**Data for this exercise**:
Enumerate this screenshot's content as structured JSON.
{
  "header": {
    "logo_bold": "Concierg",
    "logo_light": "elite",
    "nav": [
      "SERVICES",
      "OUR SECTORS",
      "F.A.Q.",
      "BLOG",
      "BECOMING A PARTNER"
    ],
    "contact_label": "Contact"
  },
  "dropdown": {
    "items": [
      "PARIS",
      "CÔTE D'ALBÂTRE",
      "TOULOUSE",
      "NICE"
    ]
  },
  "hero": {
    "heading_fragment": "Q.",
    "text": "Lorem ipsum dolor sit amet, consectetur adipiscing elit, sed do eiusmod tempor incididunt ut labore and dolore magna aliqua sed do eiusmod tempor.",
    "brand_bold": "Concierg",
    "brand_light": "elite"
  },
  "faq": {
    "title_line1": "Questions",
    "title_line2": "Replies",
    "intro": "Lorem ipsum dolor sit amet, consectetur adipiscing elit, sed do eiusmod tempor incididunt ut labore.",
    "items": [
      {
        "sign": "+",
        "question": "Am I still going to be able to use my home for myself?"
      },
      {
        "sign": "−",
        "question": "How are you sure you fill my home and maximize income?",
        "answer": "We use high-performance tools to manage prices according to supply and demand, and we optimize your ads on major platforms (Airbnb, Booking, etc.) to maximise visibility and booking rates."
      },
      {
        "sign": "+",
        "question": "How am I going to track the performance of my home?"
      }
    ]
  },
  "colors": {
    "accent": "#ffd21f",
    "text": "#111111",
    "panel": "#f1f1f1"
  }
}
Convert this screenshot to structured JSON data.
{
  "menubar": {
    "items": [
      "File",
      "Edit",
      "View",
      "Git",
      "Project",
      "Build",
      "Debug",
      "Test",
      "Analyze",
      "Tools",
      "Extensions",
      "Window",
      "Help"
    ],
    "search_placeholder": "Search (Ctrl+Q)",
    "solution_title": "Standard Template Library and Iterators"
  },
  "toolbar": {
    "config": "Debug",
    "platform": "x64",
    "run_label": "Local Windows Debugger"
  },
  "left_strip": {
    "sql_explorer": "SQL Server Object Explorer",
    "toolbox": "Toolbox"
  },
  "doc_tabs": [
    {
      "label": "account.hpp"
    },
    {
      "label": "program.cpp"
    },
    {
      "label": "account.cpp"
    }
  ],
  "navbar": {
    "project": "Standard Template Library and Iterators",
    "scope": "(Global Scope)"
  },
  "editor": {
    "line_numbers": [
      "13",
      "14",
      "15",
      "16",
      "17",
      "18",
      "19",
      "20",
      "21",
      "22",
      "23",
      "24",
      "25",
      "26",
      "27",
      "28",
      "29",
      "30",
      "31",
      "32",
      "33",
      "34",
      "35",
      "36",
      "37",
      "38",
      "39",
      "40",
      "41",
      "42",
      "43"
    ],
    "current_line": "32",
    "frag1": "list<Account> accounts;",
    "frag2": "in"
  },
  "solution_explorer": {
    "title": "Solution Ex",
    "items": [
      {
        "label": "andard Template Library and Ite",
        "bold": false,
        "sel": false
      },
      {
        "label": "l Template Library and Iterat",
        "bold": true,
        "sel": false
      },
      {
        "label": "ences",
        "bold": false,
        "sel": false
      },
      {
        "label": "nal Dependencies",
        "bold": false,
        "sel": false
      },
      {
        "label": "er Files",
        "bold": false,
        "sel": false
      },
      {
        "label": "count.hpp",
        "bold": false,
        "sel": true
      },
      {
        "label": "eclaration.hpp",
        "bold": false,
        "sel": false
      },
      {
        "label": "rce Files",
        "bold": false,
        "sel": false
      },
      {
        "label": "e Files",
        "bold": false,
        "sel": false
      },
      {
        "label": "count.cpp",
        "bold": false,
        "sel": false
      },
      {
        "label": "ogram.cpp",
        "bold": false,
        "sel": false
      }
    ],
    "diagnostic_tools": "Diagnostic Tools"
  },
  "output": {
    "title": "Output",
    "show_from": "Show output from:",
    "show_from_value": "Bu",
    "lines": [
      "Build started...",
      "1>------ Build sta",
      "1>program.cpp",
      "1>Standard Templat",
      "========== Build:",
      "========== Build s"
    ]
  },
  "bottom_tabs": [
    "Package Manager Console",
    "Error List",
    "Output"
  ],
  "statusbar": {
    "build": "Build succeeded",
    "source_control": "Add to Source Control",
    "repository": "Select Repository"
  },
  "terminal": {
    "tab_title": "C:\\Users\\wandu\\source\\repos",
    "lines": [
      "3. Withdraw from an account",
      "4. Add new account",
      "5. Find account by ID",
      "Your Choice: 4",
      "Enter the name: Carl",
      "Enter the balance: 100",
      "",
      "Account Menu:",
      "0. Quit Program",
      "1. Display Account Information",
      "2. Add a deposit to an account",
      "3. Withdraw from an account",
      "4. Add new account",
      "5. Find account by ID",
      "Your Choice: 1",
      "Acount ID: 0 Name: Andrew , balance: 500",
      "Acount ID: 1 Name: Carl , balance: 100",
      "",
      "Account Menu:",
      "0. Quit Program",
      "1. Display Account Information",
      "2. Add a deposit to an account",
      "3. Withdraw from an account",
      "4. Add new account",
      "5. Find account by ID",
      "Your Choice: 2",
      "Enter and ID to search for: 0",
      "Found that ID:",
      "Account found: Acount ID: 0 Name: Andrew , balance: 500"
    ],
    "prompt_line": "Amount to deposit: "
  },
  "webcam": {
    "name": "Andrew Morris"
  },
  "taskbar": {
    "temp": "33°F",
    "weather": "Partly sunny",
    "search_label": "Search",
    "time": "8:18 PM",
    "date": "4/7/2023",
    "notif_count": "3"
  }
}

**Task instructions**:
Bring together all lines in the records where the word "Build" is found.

**Exercise response**:
      "Build",
      "Build started...",
      "1>------ Build sta",
      "========== Build:",
      "========== Build s"
    "build": "Build succeeded",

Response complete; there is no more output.